How do I make a monthly budget?
The key to creating an effective monthly budget is to evaluate your current spending behavior and identify actionable steps towards better habits. Here’s how you can go about doing that:
Calculating your net income (your take-home pay after deductions).
Adding up your necessary fixed expenses like rent, mortgage payments, car insurance, and so on.
Spending at least one full month tracking and sorting your variable spending. Separate these into categories like:
Toiletries and other household necessities
Dine-in, take-out, or food delivery
Education or professional development
Using the monthly overview to identify where you’re spending the most money and where you can (or perhaps should) cut back. You can also check out our blogs “Eating on a budget” and “Ways to travel on a budget” for more ideas on how to reduce your expenses.
Pinpointing a monthly savings goal, usually a percentage of each paycheck. Calculate how much spending you’d need to cut from various discretionary categories to achieve this goal.
Creating a budgetary breakdown by allocating your monthly net income to these various expenses, starting with fixed expenses, then necessary variable expenses like food and toiletries, then savings, and finally discretionary spending categories.
What is a Good Monthly Budget?
A good monthly budget is the one that works for you, although financial advisors might bristle if they hear you’re spending 80% of your monthly income on shoes, hats, and purses. An often-recommended monthly budget is called the 50/30/20 rule. Based on your after-tax income, your budgetary breakdown would look like this:
50% on necessities – Within this category, most experts recommend spending no more than 30% of your income on rent. That leaves 20% to put towards groceries, utilities, transportation, minimum debt repayments, and so on.
30% on wants – This is your “discretionary spending,” including going out with friends, buying clothes, seeing movies, and other everyday activities that you enjoy but could live without.
20% in savings – A hefty figure for beginners, 20% is the gold standard when it comes to creating a healthy financial future. If you can’t meet this amount early on, start putting away 10% or even 5% of your monthly income and try to work your way up.
While this is an aspirational monthly budget, it isn’t always realistic based on personal circumstances.
What is a sample budget?
A sample budget is a template that you can use as a starting point in creating your personalized budget.
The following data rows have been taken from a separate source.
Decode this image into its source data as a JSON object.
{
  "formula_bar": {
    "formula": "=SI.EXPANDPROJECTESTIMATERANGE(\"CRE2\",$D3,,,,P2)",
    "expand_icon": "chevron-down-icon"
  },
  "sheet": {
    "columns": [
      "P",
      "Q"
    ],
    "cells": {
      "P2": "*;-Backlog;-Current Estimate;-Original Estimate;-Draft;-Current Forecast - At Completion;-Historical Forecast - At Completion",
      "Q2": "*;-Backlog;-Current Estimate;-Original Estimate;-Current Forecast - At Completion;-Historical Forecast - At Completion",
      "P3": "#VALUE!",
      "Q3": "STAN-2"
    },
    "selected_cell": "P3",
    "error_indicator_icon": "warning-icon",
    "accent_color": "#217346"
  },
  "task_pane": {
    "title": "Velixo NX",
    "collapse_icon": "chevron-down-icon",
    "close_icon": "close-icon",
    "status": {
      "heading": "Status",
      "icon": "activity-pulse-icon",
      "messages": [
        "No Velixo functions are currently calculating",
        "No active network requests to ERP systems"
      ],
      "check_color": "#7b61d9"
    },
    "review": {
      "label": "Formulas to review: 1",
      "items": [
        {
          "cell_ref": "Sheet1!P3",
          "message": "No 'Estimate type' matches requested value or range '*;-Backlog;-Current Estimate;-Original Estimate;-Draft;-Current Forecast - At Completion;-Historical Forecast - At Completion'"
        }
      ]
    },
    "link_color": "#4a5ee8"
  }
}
You can also find sample budgets that more closely match your lifestyle, including individual, family, and couple’s budgets or templates with an emphasis on building savings, paying off debt, or another financial goal.
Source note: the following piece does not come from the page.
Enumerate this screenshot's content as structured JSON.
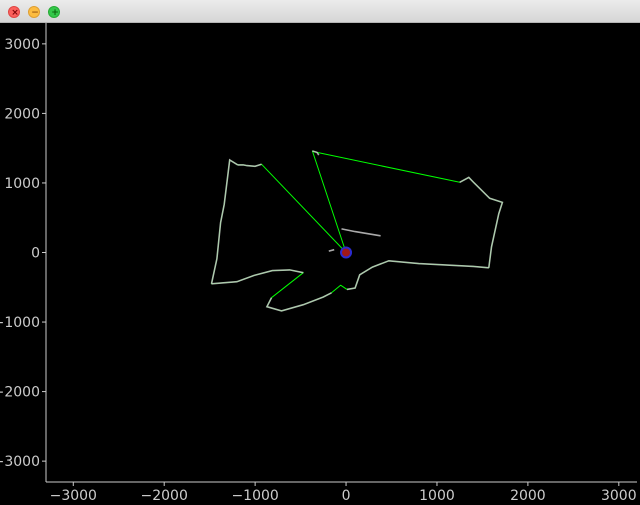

Here’s a sample budget from an individual with an after-tax income of $4,500:
Rent – $1,350 (30%)
Savings – $675 (15%)
Transportation – $540 (12%)
Groceries – $360 (8%)
Utilities & phone plan – $270 (6%)
Clothing – $225 (5%)
Entertainment – $225 (5%)
Medical – $225 (5%)
Holidays & gifts – $225 (5%)
Dine-out & take-out – $225 (5%)
Miscellaneous – $180 (4%)
How Budgeting Can Improve Your Life
Learning how to budget money doesn’t have to be an overwhelming, insurmountable chore. In fact, it can set you free by creating order and eliminating uncertainty. Understanding your daily, weekly, monthly, and annual expenses is critical to maintaining your financial health, regardless of your current situation.
With mobile apps like Tally, you can view all of your credit card debt in one place. This transparency allows you to manage paying off each card in a way that fits into the comprehensive budget you’ve created.
A realistic spending plan can help you save money for emergencies in the worst case and a lavish vacation in the best case. It’s never too late to start.
Ready to begin budgeting and tackling debt? Check out Tally.